Plutarch’s biographical essays on ancient Greeks and Romans were the studies that Shakespeare relied on for his historical plays. They also nurtured the thought of the Founding Fathers. Along with the Bible, Plutarch’s chronicles were one of most read works of eighteenth century America. All of the men examined in the Lives are historical personalities, with the exception of Theseus and Romulus, the mythical founders of Athens and Rome. These are the least satisfactory and least interesting biographies, since the charm of Plutarch’s moralizing lies in the fact that he is dealing with real and believable characters. The study of the ancient world therefore really begins with the famed lawgivers: Lycurgus of Sparta (c. 820-730 BC), Numa Pompilius of Rome (753-673), Solon of Athens (638-558), and Publicola of Rome (d. 503).

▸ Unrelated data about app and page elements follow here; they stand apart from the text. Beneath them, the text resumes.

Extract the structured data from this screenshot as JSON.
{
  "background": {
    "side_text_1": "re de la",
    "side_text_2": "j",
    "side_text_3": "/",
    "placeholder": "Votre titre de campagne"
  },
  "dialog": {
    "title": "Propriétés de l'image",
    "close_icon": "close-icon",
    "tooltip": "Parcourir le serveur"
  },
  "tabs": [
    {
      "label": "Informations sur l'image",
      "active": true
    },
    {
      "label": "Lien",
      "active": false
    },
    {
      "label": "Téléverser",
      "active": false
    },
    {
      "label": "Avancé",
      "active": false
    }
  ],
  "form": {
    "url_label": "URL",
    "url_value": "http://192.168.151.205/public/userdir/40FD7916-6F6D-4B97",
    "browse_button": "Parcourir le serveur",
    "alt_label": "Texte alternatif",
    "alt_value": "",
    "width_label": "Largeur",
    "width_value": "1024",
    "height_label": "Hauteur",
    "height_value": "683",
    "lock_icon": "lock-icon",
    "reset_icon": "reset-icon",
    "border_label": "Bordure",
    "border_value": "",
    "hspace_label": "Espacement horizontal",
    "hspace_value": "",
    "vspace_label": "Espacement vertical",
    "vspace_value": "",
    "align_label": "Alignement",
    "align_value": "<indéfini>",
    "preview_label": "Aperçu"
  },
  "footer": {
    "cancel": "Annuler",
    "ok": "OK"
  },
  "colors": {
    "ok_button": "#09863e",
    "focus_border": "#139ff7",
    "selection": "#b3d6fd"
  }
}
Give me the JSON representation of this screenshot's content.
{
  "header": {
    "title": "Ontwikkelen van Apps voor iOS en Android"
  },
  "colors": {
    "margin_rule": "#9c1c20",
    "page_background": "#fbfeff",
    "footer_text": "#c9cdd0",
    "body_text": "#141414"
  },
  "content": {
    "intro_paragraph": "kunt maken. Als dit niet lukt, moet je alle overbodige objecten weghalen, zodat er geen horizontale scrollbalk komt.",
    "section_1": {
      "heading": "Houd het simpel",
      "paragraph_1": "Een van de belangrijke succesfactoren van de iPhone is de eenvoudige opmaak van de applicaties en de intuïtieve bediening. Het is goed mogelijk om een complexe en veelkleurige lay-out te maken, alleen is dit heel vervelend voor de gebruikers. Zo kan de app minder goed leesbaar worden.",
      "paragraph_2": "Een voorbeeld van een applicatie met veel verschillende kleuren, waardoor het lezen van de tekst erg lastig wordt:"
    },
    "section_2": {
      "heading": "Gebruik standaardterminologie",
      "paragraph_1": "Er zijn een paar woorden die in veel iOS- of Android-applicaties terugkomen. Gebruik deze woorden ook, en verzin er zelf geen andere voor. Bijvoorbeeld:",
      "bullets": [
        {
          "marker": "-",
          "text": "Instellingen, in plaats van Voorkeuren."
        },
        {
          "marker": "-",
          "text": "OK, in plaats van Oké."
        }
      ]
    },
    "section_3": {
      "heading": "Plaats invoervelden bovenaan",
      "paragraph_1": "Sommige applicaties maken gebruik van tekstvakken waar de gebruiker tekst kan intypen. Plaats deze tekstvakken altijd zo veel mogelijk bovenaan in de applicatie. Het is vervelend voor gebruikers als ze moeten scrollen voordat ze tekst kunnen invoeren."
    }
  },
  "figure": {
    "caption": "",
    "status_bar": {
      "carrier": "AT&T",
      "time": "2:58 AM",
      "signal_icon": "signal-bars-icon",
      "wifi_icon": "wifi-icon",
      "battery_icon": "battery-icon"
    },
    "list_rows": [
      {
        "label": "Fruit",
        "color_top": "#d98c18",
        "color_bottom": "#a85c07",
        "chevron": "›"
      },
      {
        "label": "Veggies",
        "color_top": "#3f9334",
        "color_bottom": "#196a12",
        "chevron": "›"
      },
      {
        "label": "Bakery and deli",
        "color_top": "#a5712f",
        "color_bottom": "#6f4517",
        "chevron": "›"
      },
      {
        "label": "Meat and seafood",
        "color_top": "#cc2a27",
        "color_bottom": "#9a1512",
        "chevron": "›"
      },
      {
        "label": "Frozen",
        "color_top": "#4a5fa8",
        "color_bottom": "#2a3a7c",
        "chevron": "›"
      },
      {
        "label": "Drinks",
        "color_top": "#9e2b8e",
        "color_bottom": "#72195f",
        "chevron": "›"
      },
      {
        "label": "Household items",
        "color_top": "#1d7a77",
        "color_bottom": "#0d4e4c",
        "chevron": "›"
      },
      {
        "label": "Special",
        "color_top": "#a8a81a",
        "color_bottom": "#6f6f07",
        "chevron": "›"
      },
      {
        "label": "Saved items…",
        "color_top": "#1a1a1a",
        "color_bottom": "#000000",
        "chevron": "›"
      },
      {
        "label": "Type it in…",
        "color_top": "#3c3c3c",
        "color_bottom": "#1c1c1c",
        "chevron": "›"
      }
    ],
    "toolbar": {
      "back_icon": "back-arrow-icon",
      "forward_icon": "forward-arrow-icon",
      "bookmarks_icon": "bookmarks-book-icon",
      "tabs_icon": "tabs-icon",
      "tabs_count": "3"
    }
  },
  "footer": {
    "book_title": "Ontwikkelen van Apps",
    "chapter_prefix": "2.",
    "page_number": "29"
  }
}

Of these Lycurgus is the least appealing, despite Plutarch’s inexplicable admiration for this highly capable yet callous and officious statesman. Solon, by contrast, was more sensible. Thus when “asked if he had left the Athenians the best laws that could be given, he replied, ‘The best they could receive.'” Though proclaiming a one-time revocation of debts, he did not attempt the equalization of property as rigorously imposed by Lycurgus, and instead moderately increased the franchise so as to balance the commons against the aristocracy without attempting wealth redistribution. Unlike the Spartans, Solon also encouraged commerce and manufacture: “fitting his laws to the state of things, and not making things to suit his laws, and finding the ground scarce rich enough to maintain the husbandmen, and altogether incapable of feeding an unoccupied and leisured multitude, brought trades into credit….”
Ultimately any political system (including our own) must fall short of its ideal. As Plutarch relates in the life of Solon: “Anacharsis, being once at the [Athenian] Assembly, expressed his wonder at the fact that in Greece wise men spoke and fools decided.” It is not the presence or absence of certain things which, in themselves, guarantees our happiness. “We must not,” warns the ancient author, “provide against the loss of wealth by poverty, or of friends by refusing all acquaintance, or of children by having none, but by morality and reason.” In this respect he preaches moderation for the mass of people. Perfection is for genuine sages and saints, who never make their standards mandatory but prefer to lead by example. And certainly there are many excellent examples to learn from in reading Plutarch’s Lives.